“The warming rate from 1992 is almost twice as great as the warming rate from 1960. Moreover, it is only since about 1990 that the warming has penetrated to depths below about 700 meters,” he wrote.
According to Abraham, they accounted for known biases in past measurements, compared the corrected data to advanced climate computer models and better data sources, and applied temperature models to greater areas.
The new study updates previous ocean temperature data by using more modern data collection techniques.
Developed in 2005, the Argo system deploys up to 3,500 floats across oceans that autonomously dive and resurface, collecting measurements up to a depth of 2,000 meters. After resurfacing, they relay that data to satellites.
Argo replaced expendable bathythermographs (XBT) that were capable of measuring ocean temperatures to depths of about 285 meters. In addition to the discrepancy in depth capabilities between the methods, XBTs were mostly used along shipping routes and in the northern hemisphere.
The gap in previous data collection showed in the study’s results:
“All ocean basins examined have experienced significant warming since 1998, with the greatest warming in the southern oceans, the tropical/subtropical Pacific Ocean, and the tropical/subtropical Atlantic Ocean,” the study said.
The depths at which oceans are warming is another grave concern, further indicating oceans are more vulnerable to global warming than previously believed which, in turn, will have more dire effects for life on Earth.

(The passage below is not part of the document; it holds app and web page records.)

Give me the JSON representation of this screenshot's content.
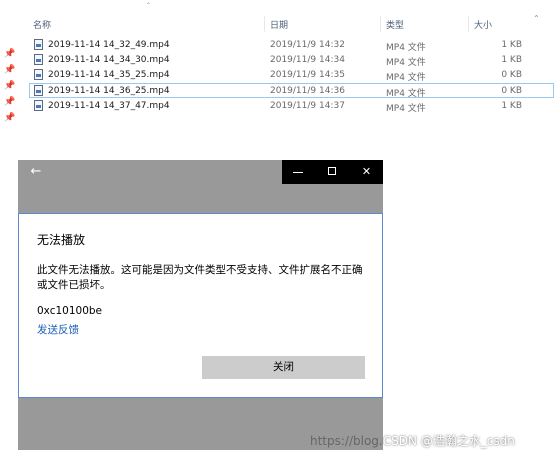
{
  "explorer": {
    "columns": {
      "name": "名称",
      "date": "日期",
      "type": "类型",
      "size": "大小"
    },
    "files": [
      {
        "name": "2019-11-14 14_32_49.mp4",
        "date": "2019/11/9 14:32",
        "type": "MP4 文件",
        "size": "1 KB",
        "selected": false
      },
      {
        "name": "2019-11-14 14_34_30.mp4",
        "date": "2019/11/9 14:34",
        "type": "MP4 文件",
        "size": "1 KB",
        "selected": false
      },
      {
        "name": "2019-11-14 14_35_25.mp4",
        "date": "2019/11/9 14:35",
        "type": "MP4 文件",
        "size": "0 KB",
        "selected": false
      },
      {
        "name": "2019-11-14 14_36_25.mp4",
        "date": "2019/11/9 14:36",
        "type": "MP4 文件",
        "size": "0 KB",
        "selected": true
      },
      {
        "name": "2019-11-14 14_37_47.mp4",
        "date": "2019/11/9 14:37",
        "type": "MP4 文件",
        "size": "1 KB",
        "selected": false
      }
    ],
    "icons": {
      "pin": "pin-icon",
      "file": "file-icon",
      "sort": "sort-indicator-icon",
      "collapse": "chevron-up-icon"
    }
  },
  "player": {
    "controls": {
      "back": "←",
      "close": "✕"
    },
    "dialog": {
      "title": "无法播放",
      "message": "此文件无法播放。这可能是因为文件类型不受支持、文件扩展名不正确或文件已损坏。",
      "error_code": "0xc10100be",
      "feedback_link": "发送反馈",
      "close_button": "关闭"
    }
  },
  "watermark": {
    "url_text": "https://blog.",
    "csdn_text": "CSDN @浩瀚之水_csdn"
  },
  "colors": {
    "accent": "#1a5fb4",
    "selection_border": "#99c9ef",
    "player_background": "#999999",
    "title_controls_background": "#000000",
    "dialog_border": "#5a8bd0"
  }
}
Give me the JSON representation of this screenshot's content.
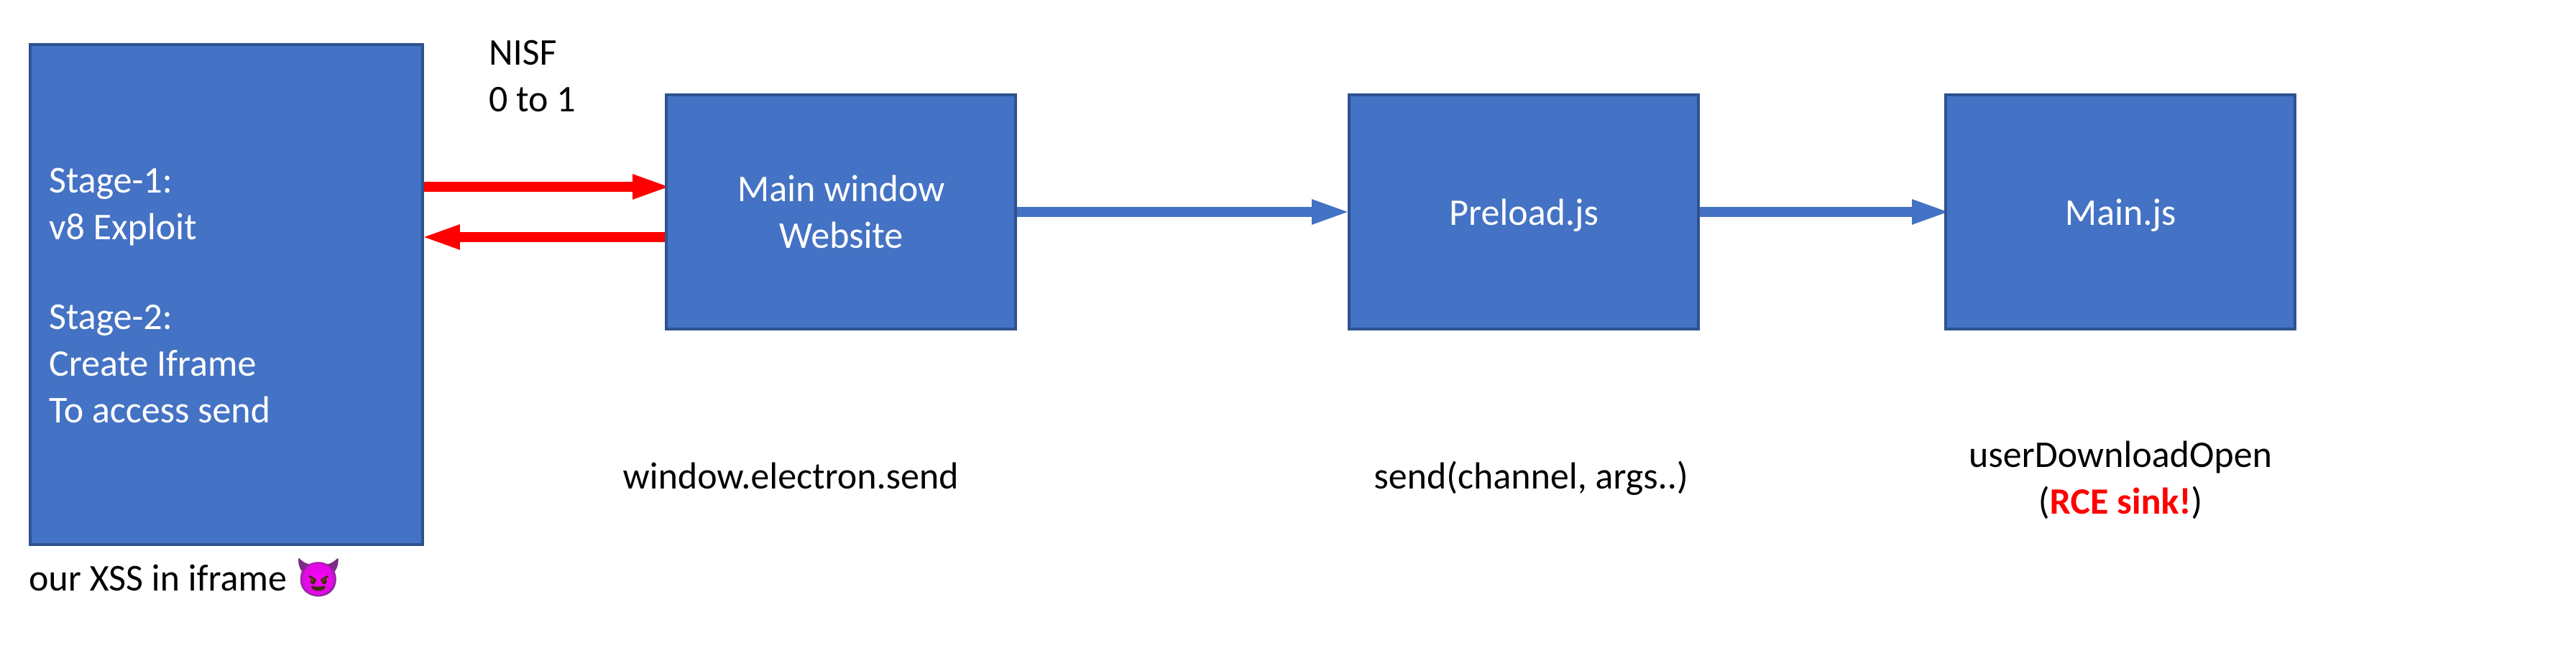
{
  "boxes": {
    "stage": {
      "line1": "Stage-1:",
      "line2": " v8 Exploit",
      "spacer": " ",
      "line3": "Stage-2:",
      "line4": "Create Iframe",
      "line5": "To access send"
    },
    "mainWindow": {
      "line1": "Main window",
      "line2": "Website"
    },
    "preload": {
      "text": "Preload.js"
    },
    "mainjs": {
      "text": "Main.js"
    }
  },
  "labels": {
    "nisf": {
      "line1": "NISF",
      "line2": "0 to 1"
    },
    "xss": "our XSS in iframe 😈",
    "electronSend": "window.electron.send",
    "sendChannel": "send(channel, args..)",
    "userDownload": {
      "line1": "userDownloadOpen",
      "paren_open": "(",
      "rce": "RCE sink!",
      "paren_close": ")"
    }
  },
  "colors": {
    "boxFill": "#4472C4",
    "boxBorder": "#2F528F",
    "arrowBlue": "#4472C4",
    "arrowRed": "#FF0000"
  }
}
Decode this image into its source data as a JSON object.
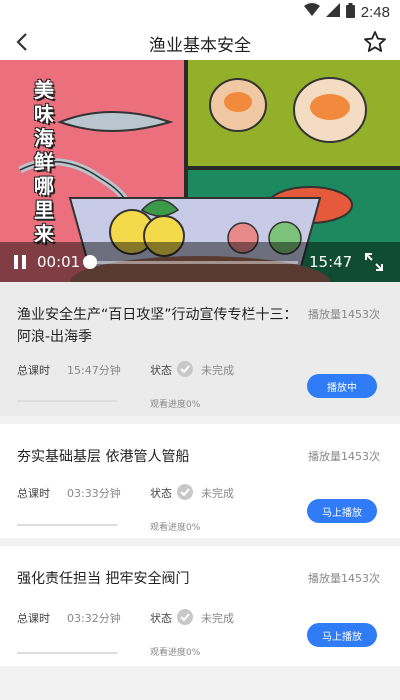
{
  "status_bar": {
    "time": "2:48",
    "icons": [
      "wifi-icon",
      "signal-icon",
      "battery-icon"
    ]
  },
  "header": {
    "title": "渔业基本安全",
    "back_icon": "chevron-left-icon",
    "favorite_icon": "star-outline-icon"
  },
  "video": {
    "art_text": "美味海鲜哪里来",
    "current_time": "00:01",
    "total_time": "15:47",
    "progress_fraction": 0.001,
    "state": "playing",
    "pause_icon": "pause-icon",
    "fullscreen_icon": "fullscreen-icon"
  },
  "labels": {
    "total_hours": "总课时",
    "status": "状态"
  },
  "courses": [
    {
      "title": "渔业安全生产“百日攻坚”行动宣传专栏十三：阿浪-出海季",
      "play_count": "播放量1453次",
      "duration": "15:47分钟",
      "status": "未完成",
      "progress_text": "观看进度0%",
      "action": "播放中",
      "active": true
    },
    {
      "title": "夯实基础基层 依港管人管船",
      "play_count": "播放量1453次",
      "duration": "03:33分钟",
      "status": "未完成",
      "progress_text": "观看进度0%",
      "action": "马上播放",
      "active": false
    },
    {
      "title": "强化责任担当 把牢安全阀门",
      "play_count": "播放量1453次",
      "duration": "03:32分钟",
      "status": "未完成",
      "progress_text": "观看进度0%",
      "action": "马上播放",
      "active": false
    }
  ],
  "colors": {
    "accent": "#2f7cf6",
    "check": "#c8c8c8"
  }
}
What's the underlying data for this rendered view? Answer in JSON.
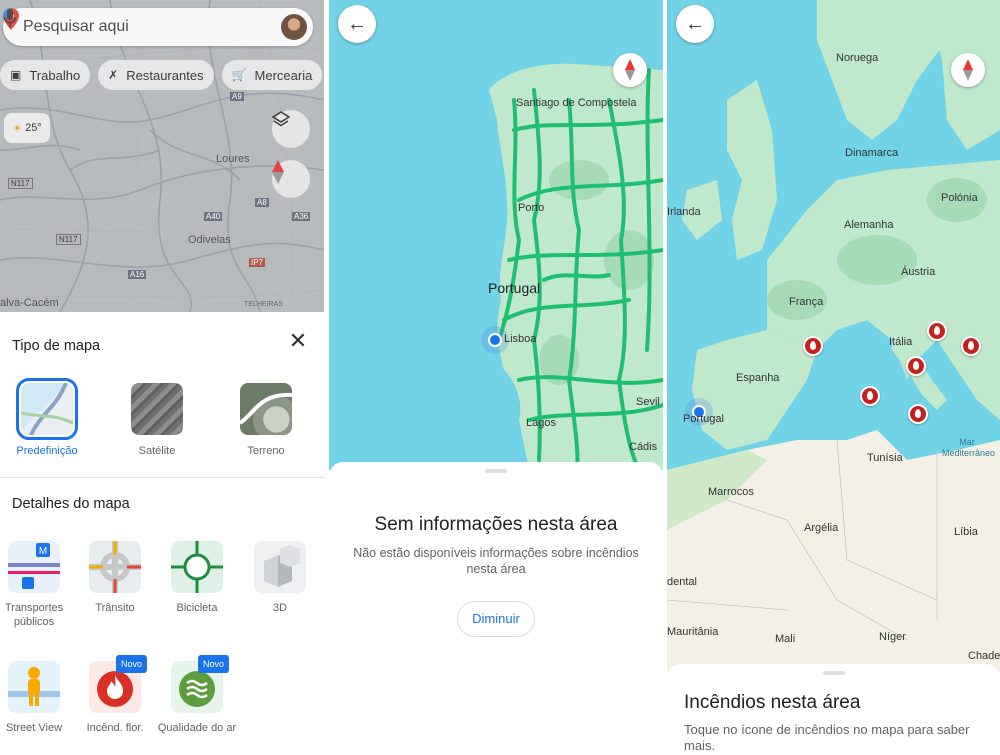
{
  "panel1": {
    "search_placeholder": "Pesquisar aqui",
    "chips": [
      {
        "icon": "briefcase-icon",
        "label": "Trabalho"
      },
      {
        "icon": "restaurant-icon",
        "label": "Restaurantes"
      },
      {
        "icon": "cart-icon",
        "label": "Mercearia"
      }
    ],
    "temperature": "25°",
    "map_labels": {
      "a9": "A9",
      "loures": "Loures",
      "n117a": "N117",
      "a40": "A40",
      "a8": "A8",
      "a36": "A36",
      "n117b": "N117",
      "odivelas": "Odivelas",
      "a16": "A16",
      "ip7": "IP7",
      "cacem": "alva-Cacém",
      "telheiras": "TELHEIRAS"
    },
    "map_type_title": "Tipo de mapa",
    "map_types": [
      {
        "label": "Predefinição",
        "selected": true
      },
      {
        "label": "Satélite",
        "selected": false
      },
      {
        "label": "Terreno",
        "selected": false
      }
    ],
    "map_details_title": "Detalhes do mapa",
    "details": [
      {
        "label": "Transportes públicos"
      },
      {
        "label": "Trânsito"
      },
      {
        "label": "Bicicleta"
      },
      {
        "label": "3D"
      },
      {
        "label": "Street View"
      },
      {
        "label": "Incênd. flor.",
        "badge": "Novo"
      },
      {
        "label": "Qualidade do ar",
        "badge": "Novo"
      }
    ]
  },
  "panel2": {
    "labels": {
      "santiago": "Santiago de Compostela",
      "porto": "Porto",
      "portugal": "Portugal",
      "lisboa": "Lisboa",
      "lagos": "Lagos",
      "sevilla": "Sevil",
      "cadiz": "Cádis"
    },
    "sheet_title": "Sem informações nesta área",
    "sheet_text": "Não estão disponíveis informações sobre incêndios nesta área",
    "zoom_out": "Diminuir"
  },
  "panel3": {
    "labels": {
      "noruega": "Noruega",
      "dinamarca": "Dinamarca",
      "irlanda": "Irlanda",
      "polonia": "Polónia",
      "alemanha": "Alemanha",
      "austria": "Áustria",
      "franca": "França",
      "italia": "Itália",
      "espanha": "Espanha",
      "portugal": "Portugal",
      "tunisia": "Tunísia",
      "marrocos": "Marrocos",
      "argelia": "Argélia",
      "libia": "Líbia",
      "dental": "dental",
      "mauritania": "Mauritânia",
      "mali": "Mali",
      "niger": "Níger",
      "chade": "Chade",
      "mar": "Mar Mediterrâneo"
    },
    "sheet_title": "Incêndios nesta área",
    "sheet_text": "Toque no ícone de incêndios no mapa para saber mais."
  },
  "colors": {
    "accent": "#1a73e8",
    "sea": "#73d3e6",
    "land": "#bfe8cc",
    "fire": "#c5221f",
    "traffic": "#1fbf72"
  }
}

“The oceans are affecting weather and climate through more intense rains,” the authors wrote. “This process is a major reason why 2016 was the hottest year ever recorded at the Earth’s surface, beating out 2015 which was the previous record. Additionally, 2015 was a year with record hurricanes, heat waves, droughts, and wild fires around the world.”